Dataset rows for apps and sites

------------------------------

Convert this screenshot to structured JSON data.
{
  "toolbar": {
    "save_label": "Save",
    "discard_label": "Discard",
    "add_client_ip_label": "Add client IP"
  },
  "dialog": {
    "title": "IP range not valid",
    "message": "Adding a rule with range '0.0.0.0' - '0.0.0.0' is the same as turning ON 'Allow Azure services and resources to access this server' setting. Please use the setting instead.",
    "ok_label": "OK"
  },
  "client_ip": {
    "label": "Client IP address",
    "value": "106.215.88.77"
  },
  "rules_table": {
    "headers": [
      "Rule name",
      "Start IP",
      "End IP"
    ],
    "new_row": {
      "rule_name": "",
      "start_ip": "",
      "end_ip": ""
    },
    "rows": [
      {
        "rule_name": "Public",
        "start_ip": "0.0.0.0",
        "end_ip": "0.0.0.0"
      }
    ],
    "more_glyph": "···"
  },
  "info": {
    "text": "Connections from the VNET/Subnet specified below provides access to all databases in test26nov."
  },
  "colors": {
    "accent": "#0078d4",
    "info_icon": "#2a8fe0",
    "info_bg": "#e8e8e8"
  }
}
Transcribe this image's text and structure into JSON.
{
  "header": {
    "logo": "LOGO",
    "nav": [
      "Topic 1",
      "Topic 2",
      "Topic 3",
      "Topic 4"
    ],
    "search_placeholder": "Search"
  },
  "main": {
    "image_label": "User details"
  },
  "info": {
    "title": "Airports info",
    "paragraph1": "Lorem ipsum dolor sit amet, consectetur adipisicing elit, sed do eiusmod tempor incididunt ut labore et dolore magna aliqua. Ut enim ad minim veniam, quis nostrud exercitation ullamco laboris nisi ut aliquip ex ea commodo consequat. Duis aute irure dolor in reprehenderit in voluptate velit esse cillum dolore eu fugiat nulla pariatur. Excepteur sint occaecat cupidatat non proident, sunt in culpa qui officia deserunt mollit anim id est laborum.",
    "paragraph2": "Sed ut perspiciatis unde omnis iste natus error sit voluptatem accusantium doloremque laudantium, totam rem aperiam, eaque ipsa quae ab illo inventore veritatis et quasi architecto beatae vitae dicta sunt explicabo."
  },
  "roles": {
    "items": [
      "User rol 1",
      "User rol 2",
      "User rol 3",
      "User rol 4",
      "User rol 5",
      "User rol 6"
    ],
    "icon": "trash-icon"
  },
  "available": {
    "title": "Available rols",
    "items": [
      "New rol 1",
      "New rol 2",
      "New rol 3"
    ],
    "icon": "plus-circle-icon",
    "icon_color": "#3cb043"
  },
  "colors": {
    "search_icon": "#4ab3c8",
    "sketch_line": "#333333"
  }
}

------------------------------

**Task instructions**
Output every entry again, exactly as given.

**Solution below**
Convert this screenshot to structured JSON data.
{
  "toolbar": {
    "save_label": "Save",
    "discard_label": "Discard",
    "add_client_ip_label": "Add client IP"
  },
  "dialog": {
    "title": "IP range not valid",
    "message": "Adding a rule with range '0.0.0.0' - '0.0.0.0' is the same as turning ON 'Allow Azure services and resources to access this server' setting. Please use the setting instead.",
    "ok_label": "OK"
  },
  "client_ip": {
    "label": "Client IP address",
    "value": "106.215.88.77"
  },
  "rules_table": {
    "headers": [
      "Rule name",
      "Start IP",
      "End IP"
    ],
    "new_row": {
      "rule_name": "",
      "start_ip": "",
      "end_ip": ""
    },
    "rows": [
      {
        "rule_name": "Public",
        "start_ip": "0.0.0.0",
        "end_ip": "0.0.0.0"
      }
    ],
    "more_glyph": "···"
  },
  "info": {
    "text": "Connections from the VNET/Subnet specified below provides access to all databases in test26nov."
  },
  "colors": {
    "accent": "#0078d4",
    "info_icon": "#2a8fe0",
    "info_bg": "#e8e8e8"
  }
}
Transcribe this image's text and structure into JSON.
{
  "header": {
    "logo": "LOGO",
    "nav": [
      "Topic 1",
      "Topic 2",
      "Topic 3",
      "Topic 4"
    ],
    "search_placeholder": "Search"
  },
  "main": {
    "image_label": "User details"
  },
  "info": {
    "title": "Airports info",
    "paragraph1": "Lorem ipsum dolor sit amet, consectetur adipisicing elit, sed do eiusmod tempor incididunt ut labore et dolore magna aliqua. Ut enim ad minim veniam, quis nostrud exercitation ullamco laboris nisi ut aliquip ex ea commodo consequat. Duis aute irure dolor in reprehenderit in voluptate velit esse cillum dolore eu fugiat nulla pariatur. Excepteur sint occaecat cupidatat non proident, sunt in culpa qui officia deserunt mollit anim id est laborum.",
    "paragraph2": "Sed ut perspiciatis unde omnis iste natus error sit voluptatem accusantium doloremque laudantium, totam rem aperiam, eaque ipsa quae ab illo inventore veritatis et quasi architecto beatae vitae dicta sunt explicabo."
  },
  "roles": {
    "items": [
      "User rol 1",
      "User rol 2",
      "User rol 3",
      "User rol 4",
      "User rol 5",
      "User rol 6"
    ],
    "icon": "trash-icon"
  },
  "available": {
    "title": "Available rols",
    "items": [
      "New rol 1",
      "New rol 2",
      "New rol 3"
    ],
    "icon": "plus-circle-icon",
    "icon_color": "#3cb043"
  },
  "colors": {
    "search_icon": "#4ab3c8",
    "sketch_line": "#333333"
  }
}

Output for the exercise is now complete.